--- START ---
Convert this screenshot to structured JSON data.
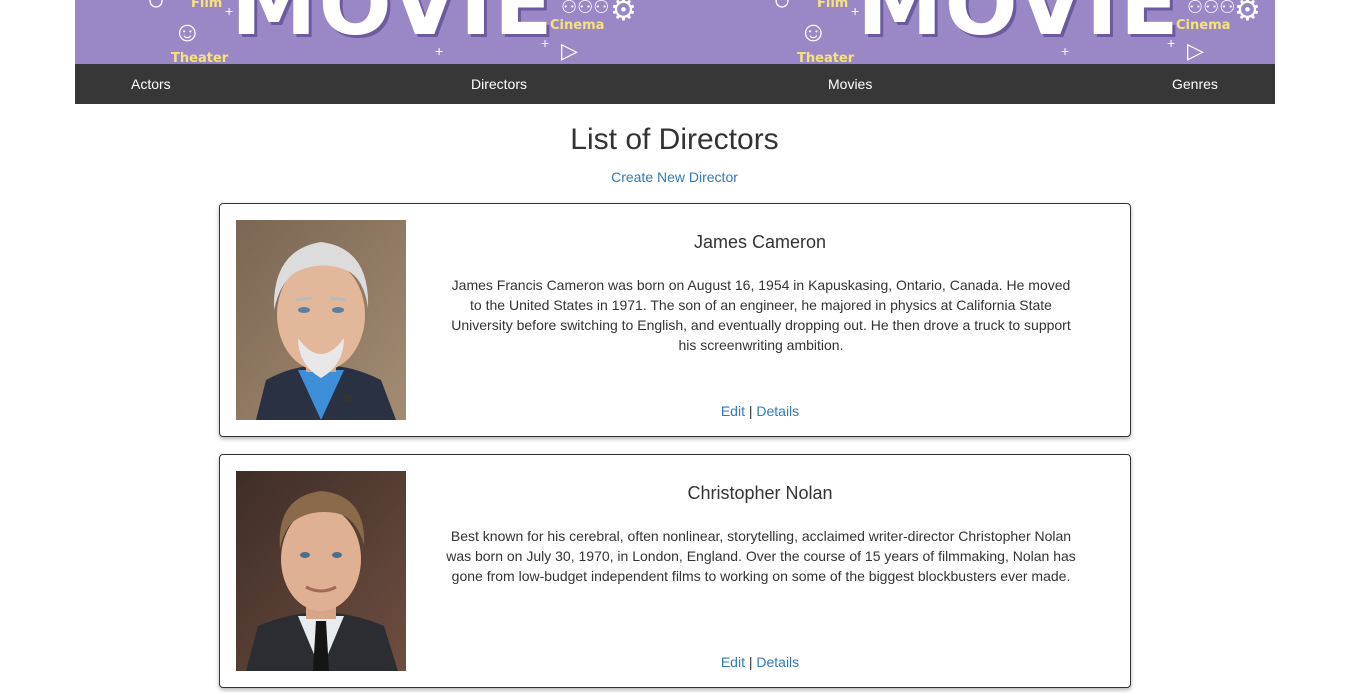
{
  "banner": {
    "word": "MOVIE",
    "tags": {
      "film": "Film",
      "theater": "Theater",
      "cinema": "Cinema"
    }
  },
  "nav": {
    "items": [
      {
        "label": "Actors"
      },
      {
        "label": "Directors"
      },
      {
        "label": "Movies"
      },
      {
        "label": "Genres"
      }
    ]
  },
  "main": {
    "title": "List of Directors",
    "create_label": "Create New Director"
  },
  "directors": [
    {
      "name": "James Cameron",
      "bio": "James Francis Cameron was born on August 16, 1954 in Kapuskasing, Ontario, Canada. He moved to the United States in 1971. The son of an engineer, he majored in physics at California State University before switching to English, and eventually dropping out. He then drove a truck to support his screenwriting ambition.",
      "edit_label": "Edit",
      "separator": "|",
      "details_label": "Details"
    },
    {
      "name": "Christopher Nolan",
      "bio": "Best known for his cerebral, often nonlinear, storytelling, acclaimed writer-director Christopher Nolan was born on July 30, 1970, in London, England. Over the course of 15 years of filmmaking, Nolan has gone from low-budget independent films to working on some of the biggest blockbusters ever made.",
      "edit_label": "Edit",
      "separator": "|",
      "details_label": "Details"
    }
  ],
  "colors": {
    "banner": "#9a88c6",
    "nav_bg": "#373737",
    "link": "#337ab7"
  }
}
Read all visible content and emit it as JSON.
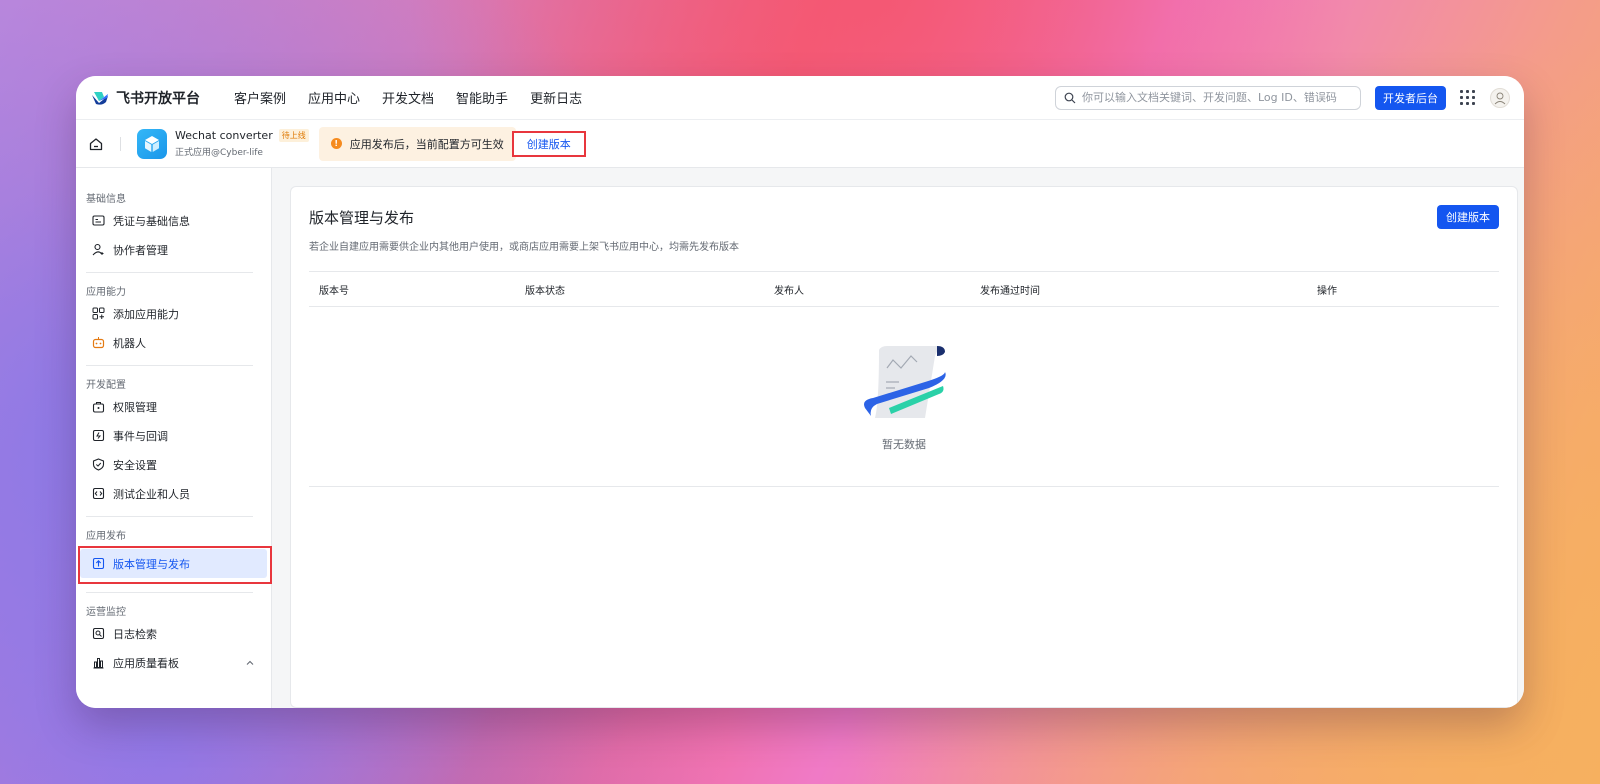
{
  "topnav": {
    "logo_text": "飞书开放平台",
    "links": [
      "客户案例",
      "应用中心",
      "开发文档",
      "智能助手",
      "更新日志"
    ],
    "search_placeholder": "你可以输入文档关键词、开发问题、Log ID、错误码",
    "console_button": "开发者后台"
  },
  "app": {
    "name": "Wechat converter",
    "badge": "待上线",
    "subtitle": "正式应用@Cyber-life"
  },
  "notice": {
    "text": "应用发布后，当前配置方可生效",
    "button": "创建版本"
  },
  "sidebar": {
    "groups": [
      {
        "title": "基础信息",
        "items": [
          "凭证与基础信息",
          "协作者管理"
        ]
      },
      {
        "title": "应用能力",
        "items": [
          "添加应用能力",
          "机器人"
        ]
      },
      {
        "title": "开发配置",
        "items": [
          "权限管理",
          "事件与回调",
          "安全设置",
          "测试企业和人员"
        ]
      },
      {
        "title": "应用发布",
        "items": [
          "版本管理与发布"
        ]
      },
      {
        "title": "运营监控",
        "items": [
          "日志检索",
          "应用质量看板"
        ]
      }
    ]
  },
  "main": {
    "title": "版本管理与发布",
    "description": "若企业自建应用需要供企业内其他用户使用，或商店应用需要上架飞书应用中心，均需先发布版本",
    "create_button": "创建版本",
    "columns": [
      "版本号",
      "版本状态",
      "发布人",
      "发布通过时间",
      "操作"
    ],
    "empty_text": "暂无数据"
  },
  "colors": {
    "primary": "#1456f0",
    "highlight_border": "#e8363d",
    "notice_bg": "#fdf1e1",
    "warning": "#f58b1f"
  }
}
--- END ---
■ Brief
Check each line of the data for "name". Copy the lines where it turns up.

■ Output of the task
      "name": "James Cameron",
      "name": "Christopher Nolan",
    "name": "Wechat converter",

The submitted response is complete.